Artazuri 2005 Garnacha -- As I mentioned, Garnacha is the same grape as Grenache -- backbone of many of the big earthy French wines. In Spain, however, Garnacha delivers a very different character. Rather than the earthy smell of this varietal's French cousins, the Artazuri, grown in Navarra, comes straight at you with bright, fruity character. The nose of this wine is wonderful -- while there's a touch of earth, the overwhelming scent is of black cherries and plums. The medium body of this wine is peppery and fruity -- zinfandelesque. The finish is long and a little spicy, with the cherry flavors from the body hanging around a good while. While I probably wouldn't pair this with a steak, barbecue would go fantastically well with this, as would, I think, a curry that's got some potatoes or other earthy veggies in it. This wine would be extremely food friendly, so you can't go wrong -- as long as the food has a little bit of heft to it. And for $9-11, anyone at a party would be happy with this. I also think you could buy several and easily hold on to this for six months or a year, and you'd really have something.
Borsao 2005 Rosé -- I've been long overdue for a rosé review, and I figured I might as well look at one since there's such good red grape stock here in Spain (and since I enjoyed my last Spanish rosé so much). Borsao's rosé is made from 100% Garnacha grown in the Campo de Borja region. This dark pink entry greets you with a floral nose that includes some easy peach scents. This wine's gentle first taste is very light and includes more of that nice ripe fruit. The taste lingers briefly before spreading into a long, citrusy, slightly spicy finish that includes some hints of cinnamon. While this would be a perfect summer wine -- as the weather starts to turn colder, pull out some Mediterranean style recipes and do some roasting: whether it's a slow-cooked chicken, an earthy chickpea and eggplant dish, or some marinated pork chops. There's a braised monkfish recipe I once put together that I think would go wonderfully here, and you can find a bottle of Borsao for between $6-8. A good, flexible entry.
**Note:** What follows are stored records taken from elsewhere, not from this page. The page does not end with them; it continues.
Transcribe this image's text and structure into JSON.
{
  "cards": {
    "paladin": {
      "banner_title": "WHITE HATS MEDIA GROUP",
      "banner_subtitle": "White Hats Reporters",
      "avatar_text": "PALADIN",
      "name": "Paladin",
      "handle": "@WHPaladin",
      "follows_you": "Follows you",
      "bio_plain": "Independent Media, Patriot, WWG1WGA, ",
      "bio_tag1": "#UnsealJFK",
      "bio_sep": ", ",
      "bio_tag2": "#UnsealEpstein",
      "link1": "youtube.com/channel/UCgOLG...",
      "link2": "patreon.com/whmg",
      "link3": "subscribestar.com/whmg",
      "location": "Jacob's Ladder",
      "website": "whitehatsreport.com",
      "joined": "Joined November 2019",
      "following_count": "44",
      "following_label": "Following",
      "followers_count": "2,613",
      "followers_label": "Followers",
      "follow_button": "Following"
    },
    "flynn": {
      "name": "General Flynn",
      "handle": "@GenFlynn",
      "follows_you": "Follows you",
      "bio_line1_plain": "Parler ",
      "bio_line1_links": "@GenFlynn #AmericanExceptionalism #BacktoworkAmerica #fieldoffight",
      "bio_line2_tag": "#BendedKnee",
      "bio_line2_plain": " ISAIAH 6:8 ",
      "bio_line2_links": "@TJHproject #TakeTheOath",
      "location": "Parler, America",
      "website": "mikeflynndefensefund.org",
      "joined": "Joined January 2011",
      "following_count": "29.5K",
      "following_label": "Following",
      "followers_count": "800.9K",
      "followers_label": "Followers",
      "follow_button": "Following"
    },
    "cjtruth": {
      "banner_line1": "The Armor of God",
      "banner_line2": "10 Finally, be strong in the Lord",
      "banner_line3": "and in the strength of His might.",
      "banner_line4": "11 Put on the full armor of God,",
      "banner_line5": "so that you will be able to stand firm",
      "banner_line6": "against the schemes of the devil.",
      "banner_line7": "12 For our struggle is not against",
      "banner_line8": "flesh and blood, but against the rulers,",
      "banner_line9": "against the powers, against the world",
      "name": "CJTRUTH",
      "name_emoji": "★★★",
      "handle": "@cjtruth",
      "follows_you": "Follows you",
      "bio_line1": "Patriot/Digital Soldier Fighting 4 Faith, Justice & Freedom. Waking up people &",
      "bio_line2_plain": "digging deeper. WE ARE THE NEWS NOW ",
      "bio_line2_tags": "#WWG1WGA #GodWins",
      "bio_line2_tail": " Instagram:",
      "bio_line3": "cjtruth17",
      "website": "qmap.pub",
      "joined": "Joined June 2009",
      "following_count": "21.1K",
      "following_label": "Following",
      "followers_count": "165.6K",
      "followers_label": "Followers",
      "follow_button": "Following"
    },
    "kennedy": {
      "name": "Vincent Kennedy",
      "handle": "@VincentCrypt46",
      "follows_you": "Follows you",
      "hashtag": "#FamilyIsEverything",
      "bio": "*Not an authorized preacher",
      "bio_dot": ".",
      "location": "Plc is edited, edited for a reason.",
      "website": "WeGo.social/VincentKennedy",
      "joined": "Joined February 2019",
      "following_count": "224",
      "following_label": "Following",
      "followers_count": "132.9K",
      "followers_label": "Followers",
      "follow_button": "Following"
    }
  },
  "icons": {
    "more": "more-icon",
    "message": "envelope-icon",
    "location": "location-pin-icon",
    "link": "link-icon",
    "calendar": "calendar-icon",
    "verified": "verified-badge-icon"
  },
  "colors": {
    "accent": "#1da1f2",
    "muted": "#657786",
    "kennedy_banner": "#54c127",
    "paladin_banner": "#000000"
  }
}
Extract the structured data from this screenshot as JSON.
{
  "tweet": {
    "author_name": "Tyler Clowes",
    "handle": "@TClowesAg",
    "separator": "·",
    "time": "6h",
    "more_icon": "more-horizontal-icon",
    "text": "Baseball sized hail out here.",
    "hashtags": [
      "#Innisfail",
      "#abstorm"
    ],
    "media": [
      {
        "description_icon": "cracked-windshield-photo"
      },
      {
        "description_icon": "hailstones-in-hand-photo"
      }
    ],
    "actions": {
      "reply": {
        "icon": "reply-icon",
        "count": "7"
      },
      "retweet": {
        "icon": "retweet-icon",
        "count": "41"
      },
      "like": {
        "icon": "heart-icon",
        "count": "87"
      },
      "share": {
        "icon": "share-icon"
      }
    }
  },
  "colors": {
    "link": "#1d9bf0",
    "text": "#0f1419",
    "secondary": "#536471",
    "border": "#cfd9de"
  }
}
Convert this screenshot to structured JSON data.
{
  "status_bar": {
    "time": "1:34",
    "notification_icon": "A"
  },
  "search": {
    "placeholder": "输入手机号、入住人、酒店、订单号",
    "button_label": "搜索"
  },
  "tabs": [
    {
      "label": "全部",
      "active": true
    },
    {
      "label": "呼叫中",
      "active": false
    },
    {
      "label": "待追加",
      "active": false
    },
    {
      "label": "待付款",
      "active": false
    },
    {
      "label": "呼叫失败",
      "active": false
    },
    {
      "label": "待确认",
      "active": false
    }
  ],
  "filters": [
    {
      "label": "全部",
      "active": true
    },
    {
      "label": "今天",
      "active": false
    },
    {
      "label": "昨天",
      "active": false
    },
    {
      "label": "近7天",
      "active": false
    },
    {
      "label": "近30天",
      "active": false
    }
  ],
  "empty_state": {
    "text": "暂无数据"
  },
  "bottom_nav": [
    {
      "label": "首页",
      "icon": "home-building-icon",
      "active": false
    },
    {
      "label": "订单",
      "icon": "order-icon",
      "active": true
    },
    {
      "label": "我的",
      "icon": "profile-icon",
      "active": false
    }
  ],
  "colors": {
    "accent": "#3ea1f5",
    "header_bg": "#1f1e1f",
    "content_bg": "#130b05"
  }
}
Las Brisas 2005 Blanco -- Might Las Brisas is from the Rueda region, and -- while it's getting a little late in the year to discuss a wine this light -- keep this one in your memory banks until next year rolls around and the weather starts warming up and you can kick back outdoors again. The lively Las Brisas is one of those aforementioned blends of Verdejo and Sauvignon Blanc, and has a lot of the recognizable character of the latter. The grapefruitiness of a sauvignon is certainly present on the nose, but it's somewhat mellower, balanced by a mangoish scent. It's a very light wine -- a little tart and lemony, but the acidity mellows quickly into a fruity peppery body and a strong, flavorful finish. This would be a wonderful aperitif or poolside wine, but if you have any kind of fish dish -- I had this with a baked cod -- you're going to be in business. You could also consider a cheese tortellini, or most any kind of Spanish dish that doesn't involve beef or pork. Probably plan to spend $8-10 on this very easygoing, happy wine.
So lift a glass of Spanish wine this week, and until next time…Arriba!